I remember reading some good advice about painting that I think could apply to writing. Maybe you've heard it before...
On a blazing hot summer day, an art teacher told his class to paint a snowy winter scene. When the students complained that they couldn't get in a wintery mood on such a hot day, the teacher told them that if they were ever going to be working artists, they must learn to channel their past emotions into current projects. By seeking out their own inner inspiration, rather than waiting for inspiration to strike, they would always find a way to create. After all, if an artist mastered a winter scene during the summer, imagine how effortless it would be to paint a winter scene during the winter.
Applying this to my writing, I tend to take on my characters' moods and feelings, not the other way around. If I'm feeling angry, I don't need to write an angry scene. I write whatever comes next in my story, and bring out from myself the emotions my characters need. I find that almost right away, I am writing not as myself at all, but as my character. It's incredible and thrilling, and sometimes I don't even know it's happening until I'm interrupted for some reason. I don't need to be in the same mood as my character, because it feels like I've become my character... moods and all. I'm sure other writers can relate. For me, becoming my characters is one of the many reasons why I love and adore writing.

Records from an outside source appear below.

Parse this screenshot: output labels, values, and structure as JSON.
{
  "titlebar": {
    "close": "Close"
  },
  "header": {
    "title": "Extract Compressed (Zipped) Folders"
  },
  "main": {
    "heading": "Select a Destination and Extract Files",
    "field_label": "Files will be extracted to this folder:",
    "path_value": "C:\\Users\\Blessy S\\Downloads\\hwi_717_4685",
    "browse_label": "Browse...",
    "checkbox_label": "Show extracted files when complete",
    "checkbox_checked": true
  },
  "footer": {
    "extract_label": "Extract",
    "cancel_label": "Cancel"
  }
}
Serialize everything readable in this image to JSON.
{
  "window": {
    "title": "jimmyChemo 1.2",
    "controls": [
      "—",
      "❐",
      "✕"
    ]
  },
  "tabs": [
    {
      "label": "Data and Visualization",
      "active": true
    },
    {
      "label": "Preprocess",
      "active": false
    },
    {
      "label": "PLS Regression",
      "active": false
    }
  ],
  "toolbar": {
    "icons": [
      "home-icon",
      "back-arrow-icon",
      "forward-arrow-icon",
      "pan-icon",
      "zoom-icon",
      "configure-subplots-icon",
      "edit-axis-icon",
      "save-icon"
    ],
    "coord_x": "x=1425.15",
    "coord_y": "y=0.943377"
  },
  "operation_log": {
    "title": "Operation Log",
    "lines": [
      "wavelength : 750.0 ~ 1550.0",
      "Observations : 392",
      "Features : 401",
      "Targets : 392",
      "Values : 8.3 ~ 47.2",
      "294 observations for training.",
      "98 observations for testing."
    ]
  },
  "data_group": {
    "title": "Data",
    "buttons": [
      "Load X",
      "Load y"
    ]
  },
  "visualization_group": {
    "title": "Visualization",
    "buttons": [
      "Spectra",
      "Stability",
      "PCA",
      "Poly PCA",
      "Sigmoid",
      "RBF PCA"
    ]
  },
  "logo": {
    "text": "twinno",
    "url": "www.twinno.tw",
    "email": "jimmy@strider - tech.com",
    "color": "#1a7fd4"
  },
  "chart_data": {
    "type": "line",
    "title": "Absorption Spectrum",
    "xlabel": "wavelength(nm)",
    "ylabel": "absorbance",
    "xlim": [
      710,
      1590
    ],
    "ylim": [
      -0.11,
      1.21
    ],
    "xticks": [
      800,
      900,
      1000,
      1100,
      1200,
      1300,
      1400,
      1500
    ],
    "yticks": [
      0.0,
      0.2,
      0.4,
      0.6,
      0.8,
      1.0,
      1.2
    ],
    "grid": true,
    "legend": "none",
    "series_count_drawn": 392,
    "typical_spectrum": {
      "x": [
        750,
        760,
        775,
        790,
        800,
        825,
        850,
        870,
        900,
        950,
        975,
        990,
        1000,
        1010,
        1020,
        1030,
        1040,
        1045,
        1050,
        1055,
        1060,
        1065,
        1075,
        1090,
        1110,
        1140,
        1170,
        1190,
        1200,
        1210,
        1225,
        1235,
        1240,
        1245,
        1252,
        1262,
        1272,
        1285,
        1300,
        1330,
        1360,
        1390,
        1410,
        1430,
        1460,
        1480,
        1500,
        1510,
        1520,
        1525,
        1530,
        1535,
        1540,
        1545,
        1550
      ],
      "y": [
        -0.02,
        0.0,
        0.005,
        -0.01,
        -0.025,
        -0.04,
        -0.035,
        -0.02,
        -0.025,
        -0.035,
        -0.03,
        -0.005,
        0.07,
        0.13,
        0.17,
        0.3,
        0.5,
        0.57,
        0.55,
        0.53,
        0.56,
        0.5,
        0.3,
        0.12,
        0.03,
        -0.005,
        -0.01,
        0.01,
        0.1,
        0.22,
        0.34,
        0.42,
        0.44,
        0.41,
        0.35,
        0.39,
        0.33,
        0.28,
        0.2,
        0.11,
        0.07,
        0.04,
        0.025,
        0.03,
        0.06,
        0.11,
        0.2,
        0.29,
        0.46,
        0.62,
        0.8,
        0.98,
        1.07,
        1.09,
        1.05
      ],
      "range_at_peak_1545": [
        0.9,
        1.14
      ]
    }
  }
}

What about you? Obviously it's easier to write a sad scene if you're already sad, but can you overcome it and write what needs to be written? Even if it's a joyous wedding scene or a powerful first kiss? Is it problematic if the way you feel doesn't match your characters' emotions?